The lifestyle of these La Salette Sisters is one of integration into Brazilian society while equally respecting the requirements of their religious life. Just as Christ was concerned with the religious and social issues of His day, so they too recognize that the pervading injustices of society touch them as they strive to live their charism.
Working together with the Brazilian Church in the struggle against injustice, inequality, discrimination and prejudice, the La Salette Sisters find fulfillment in their reconciling efforts to counter these social evils. Committed to the New Evangelization, they follow guidelines that respect the values, customs and traditions of a people oppressed by a dominating ideology that marginalizes and disenfranchises the majority of the population.
In their social work they provide material help and moral guidance for the poor, caring for laborers, instructing young girls and women in sewing and teaching them garment making skills. They have a real commitment and presence to the homeless and outcasts but they are also active in the formation of Religious Education personnel, catechetical instruction and school supervision.
The Holy Year 2000 brought countless graces to the Sisters of Our Lady of La Salette. It was a year of opening of new missions not only in the countries where they are already established but also abroad. In the United States, the sisters saw the refounding of their congregation in the Diocese of Arlington in Virginia. In the early 1960's they were invited by the La Salette Missionaries to work with them in their apostolate at the La Salette Shrine in Attleboro, Massachusetts.
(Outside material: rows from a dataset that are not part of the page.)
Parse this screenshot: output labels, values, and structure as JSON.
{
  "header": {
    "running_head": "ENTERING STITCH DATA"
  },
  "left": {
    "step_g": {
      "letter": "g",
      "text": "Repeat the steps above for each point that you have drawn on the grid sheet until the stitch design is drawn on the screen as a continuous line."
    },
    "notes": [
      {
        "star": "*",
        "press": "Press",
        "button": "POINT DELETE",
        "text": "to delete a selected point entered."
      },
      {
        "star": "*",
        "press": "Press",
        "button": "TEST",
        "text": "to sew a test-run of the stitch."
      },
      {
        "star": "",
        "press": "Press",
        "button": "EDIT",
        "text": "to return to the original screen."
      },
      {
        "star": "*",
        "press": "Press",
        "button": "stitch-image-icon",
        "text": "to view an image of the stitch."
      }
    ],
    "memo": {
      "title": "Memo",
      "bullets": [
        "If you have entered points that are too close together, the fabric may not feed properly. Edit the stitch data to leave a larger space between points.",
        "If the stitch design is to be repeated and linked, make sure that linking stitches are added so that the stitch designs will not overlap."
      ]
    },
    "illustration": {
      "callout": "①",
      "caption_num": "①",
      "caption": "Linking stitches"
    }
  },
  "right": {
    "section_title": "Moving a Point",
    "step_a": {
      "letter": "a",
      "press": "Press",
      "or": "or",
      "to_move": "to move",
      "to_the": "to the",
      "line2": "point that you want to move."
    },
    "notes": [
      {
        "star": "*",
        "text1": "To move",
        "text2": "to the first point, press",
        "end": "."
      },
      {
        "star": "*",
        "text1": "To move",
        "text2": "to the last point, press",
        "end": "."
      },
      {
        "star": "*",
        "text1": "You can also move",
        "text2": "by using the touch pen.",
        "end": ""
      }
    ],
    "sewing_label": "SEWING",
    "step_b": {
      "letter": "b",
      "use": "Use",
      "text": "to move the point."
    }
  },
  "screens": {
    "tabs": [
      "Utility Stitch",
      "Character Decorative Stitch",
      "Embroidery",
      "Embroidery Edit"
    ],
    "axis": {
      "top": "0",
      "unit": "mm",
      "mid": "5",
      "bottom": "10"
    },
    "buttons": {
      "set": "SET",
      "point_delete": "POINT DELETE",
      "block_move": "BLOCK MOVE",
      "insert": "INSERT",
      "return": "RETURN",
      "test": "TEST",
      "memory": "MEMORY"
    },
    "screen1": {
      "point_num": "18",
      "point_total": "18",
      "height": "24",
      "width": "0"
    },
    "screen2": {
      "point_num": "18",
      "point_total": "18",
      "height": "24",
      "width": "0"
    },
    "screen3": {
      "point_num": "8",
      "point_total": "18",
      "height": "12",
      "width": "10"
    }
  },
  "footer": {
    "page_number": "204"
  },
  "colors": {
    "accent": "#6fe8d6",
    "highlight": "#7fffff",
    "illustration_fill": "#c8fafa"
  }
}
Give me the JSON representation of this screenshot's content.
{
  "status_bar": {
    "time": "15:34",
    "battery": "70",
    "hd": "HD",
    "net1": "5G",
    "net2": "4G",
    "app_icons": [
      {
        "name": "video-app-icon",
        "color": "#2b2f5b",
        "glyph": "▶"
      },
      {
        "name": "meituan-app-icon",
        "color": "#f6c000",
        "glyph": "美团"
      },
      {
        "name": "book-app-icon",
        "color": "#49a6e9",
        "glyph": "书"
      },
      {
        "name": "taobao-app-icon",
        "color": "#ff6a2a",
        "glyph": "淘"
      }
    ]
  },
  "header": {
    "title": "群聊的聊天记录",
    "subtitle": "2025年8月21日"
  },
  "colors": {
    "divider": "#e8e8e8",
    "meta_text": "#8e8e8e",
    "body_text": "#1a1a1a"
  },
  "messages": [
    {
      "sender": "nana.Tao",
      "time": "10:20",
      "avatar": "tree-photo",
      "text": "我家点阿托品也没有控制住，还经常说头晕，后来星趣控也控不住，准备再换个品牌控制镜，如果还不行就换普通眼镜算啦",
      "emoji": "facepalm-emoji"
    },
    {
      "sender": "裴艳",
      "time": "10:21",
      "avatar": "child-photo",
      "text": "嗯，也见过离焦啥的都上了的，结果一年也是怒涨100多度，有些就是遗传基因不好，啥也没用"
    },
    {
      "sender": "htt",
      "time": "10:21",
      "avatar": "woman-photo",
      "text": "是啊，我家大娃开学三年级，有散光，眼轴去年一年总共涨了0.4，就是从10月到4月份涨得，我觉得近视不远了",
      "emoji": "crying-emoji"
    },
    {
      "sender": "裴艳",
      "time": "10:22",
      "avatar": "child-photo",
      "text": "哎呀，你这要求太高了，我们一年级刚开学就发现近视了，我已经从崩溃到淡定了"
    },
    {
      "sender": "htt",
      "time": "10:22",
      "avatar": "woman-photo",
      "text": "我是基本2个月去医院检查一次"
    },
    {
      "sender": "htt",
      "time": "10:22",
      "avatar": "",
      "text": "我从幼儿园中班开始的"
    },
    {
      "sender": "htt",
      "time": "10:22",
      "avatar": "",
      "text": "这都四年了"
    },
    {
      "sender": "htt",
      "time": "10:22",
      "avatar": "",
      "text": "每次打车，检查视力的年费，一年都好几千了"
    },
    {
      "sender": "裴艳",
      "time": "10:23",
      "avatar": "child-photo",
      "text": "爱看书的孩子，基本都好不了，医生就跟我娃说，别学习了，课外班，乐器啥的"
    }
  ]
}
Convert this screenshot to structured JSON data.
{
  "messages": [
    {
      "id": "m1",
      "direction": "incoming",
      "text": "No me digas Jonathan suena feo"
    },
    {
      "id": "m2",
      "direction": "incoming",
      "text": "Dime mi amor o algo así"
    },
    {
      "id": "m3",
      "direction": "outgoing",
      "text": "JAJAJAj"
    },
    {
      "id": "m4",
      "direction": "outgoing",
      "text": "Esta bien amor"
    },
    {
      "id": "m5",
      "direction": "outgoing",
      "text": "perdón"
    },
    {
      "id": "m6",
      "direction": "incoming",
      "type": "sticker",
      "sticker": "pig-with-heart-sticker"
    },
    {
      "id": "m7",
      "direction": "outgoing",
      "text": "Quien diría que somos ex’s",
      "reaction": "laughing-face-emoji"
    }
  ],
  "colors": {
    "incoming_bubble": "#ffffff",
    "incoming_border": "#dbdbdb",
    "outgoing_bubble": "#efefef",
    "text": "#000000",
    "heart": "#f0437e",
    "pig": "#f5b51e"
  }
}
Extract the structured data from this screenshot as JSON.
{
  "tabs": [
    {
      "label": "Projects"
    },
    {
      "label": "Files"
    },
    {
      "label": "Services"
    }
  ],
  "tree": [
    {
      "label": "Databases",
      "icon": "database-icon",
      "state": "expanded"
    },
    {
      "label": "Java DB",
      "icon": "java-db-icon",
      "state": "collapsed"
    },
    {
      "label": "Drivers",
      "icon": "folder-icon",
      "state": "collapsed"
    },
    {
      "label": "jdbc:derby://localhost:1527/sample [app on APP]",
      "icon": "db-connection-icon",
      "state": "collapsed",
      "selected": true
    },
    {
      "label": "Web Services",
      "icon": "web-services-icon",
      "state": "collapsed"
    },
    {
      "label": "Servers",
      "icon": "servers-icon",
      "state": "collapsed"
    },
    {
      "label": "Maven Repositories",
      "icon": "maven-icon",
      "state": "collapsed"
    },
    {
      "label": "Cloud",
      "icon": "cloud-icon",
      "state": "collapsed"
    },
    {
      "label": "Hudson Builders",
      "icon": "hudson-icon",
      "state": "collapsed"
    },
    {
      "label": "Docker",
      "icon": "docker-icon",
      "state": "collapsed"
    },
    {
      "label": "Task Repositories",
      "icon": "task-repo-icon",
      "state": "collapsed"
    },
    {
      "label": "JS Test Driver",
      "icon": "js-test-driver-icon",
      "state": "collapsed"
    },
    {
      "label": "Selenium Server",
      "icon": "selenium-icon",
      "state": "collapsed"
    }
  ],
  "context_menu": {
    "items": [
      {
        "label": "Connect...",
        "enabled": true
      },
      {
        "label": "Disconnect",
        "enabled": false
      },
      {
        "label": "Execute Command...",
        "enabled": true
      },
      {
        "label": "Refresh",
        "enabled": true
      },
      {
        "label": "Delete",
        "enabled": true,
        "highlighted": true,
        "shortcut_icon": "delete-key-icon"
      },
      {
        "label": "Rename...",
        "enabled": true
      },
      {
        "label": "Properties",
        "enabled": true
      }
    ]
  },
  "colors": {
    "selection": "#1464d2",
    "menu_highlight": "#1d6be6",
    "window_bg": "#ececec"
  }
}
The lack of vocations at that time forced the congregation to close their house in Attleboro and recalled the Sisters back to France.
In January 2001, upon the invitation of the Bishop of Arlington, the congregation established a community of three sisters in Virginia. The sisters work closely with the diocesan priests and personnel in directing the social programs of the Diocese like prison ministry, hospital chaplaincy, and Project Rachel, a program which seeks to help women who had abortions.
In August 2001, the Archbishop of Chicago invited the congregation to establish a community in his Archdiocese. There are now four sisters working in the Archdiocese of Chicago: two sisters teach Religious Education in a Chinese mission school, another sister directs the Religious Education Program in one parish, and another directs the Language and Culture Program of the Asian Ethnic Ministries of the Archdiocese.
The latest mission community (July 2002) that was recently established by the congregation is in Poland. There are five La Salette Sisters there working in fraternal collaboration with the La Salette Missionaries. They are involved in the different pastoral work of the parish of Rzesow. It is an international community made up of two Polish sisters, two Filipino sisters and one Malagasy sister. The foreign sisters are still learning the language to be able to work effectively with the people.